Task statement:
Search the entries for the word "this" and return every line where it is found.

Task input:

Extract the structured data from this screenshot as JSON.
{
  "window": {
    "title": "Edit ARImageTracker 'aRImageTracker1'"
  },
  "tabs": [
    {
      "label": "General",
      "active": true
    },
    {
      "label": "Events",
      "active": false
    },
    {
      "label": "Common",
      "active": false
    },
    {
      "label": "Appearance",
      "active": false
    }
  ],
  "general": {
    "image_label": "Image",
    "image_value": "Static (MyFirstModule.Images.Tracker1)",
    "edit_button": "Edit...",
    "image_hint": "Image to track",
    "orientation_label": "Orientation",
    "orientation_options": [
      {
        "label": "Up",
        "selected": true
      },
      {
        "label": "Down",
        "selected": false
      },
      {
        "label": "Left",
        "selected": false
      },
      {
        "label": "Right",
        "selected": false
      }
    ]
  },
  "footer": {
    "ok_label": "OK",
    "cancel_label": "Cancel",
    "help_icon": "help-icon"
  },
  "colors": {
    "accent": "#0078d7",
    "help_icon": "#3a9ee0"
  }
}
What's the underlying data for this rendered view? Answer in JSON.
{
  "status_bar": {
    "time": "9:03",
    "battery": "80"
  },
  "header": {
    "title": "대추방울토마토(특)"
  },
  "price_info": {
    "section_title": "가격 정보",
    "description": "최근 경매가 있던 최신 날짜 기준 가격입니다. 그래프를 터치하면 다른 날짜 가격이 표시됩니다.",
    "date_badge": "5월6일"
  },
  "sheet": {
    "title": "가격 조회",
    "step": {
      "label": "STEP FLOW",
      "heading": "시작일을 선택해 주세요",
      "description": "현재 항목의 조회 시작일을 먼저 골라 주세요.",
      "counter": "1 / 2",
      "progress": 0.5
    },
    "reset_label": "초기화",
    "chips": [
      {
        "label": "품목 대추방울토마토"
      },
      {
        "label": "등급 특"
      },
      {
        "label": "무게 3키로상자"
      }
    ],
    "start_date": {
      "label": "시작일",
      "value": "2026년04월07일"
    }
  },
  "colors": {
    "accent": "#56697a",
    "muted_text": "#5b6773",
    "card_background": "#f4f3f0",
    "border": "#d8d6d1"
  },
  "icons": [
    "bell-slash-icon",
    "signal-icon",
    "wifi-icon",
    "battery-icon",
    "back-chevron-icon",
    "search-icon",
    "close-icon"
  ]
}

Output below:
Extract the structured data from this screenshot as JSON.
What's the underlying data for this rendered view? Answer in JSON.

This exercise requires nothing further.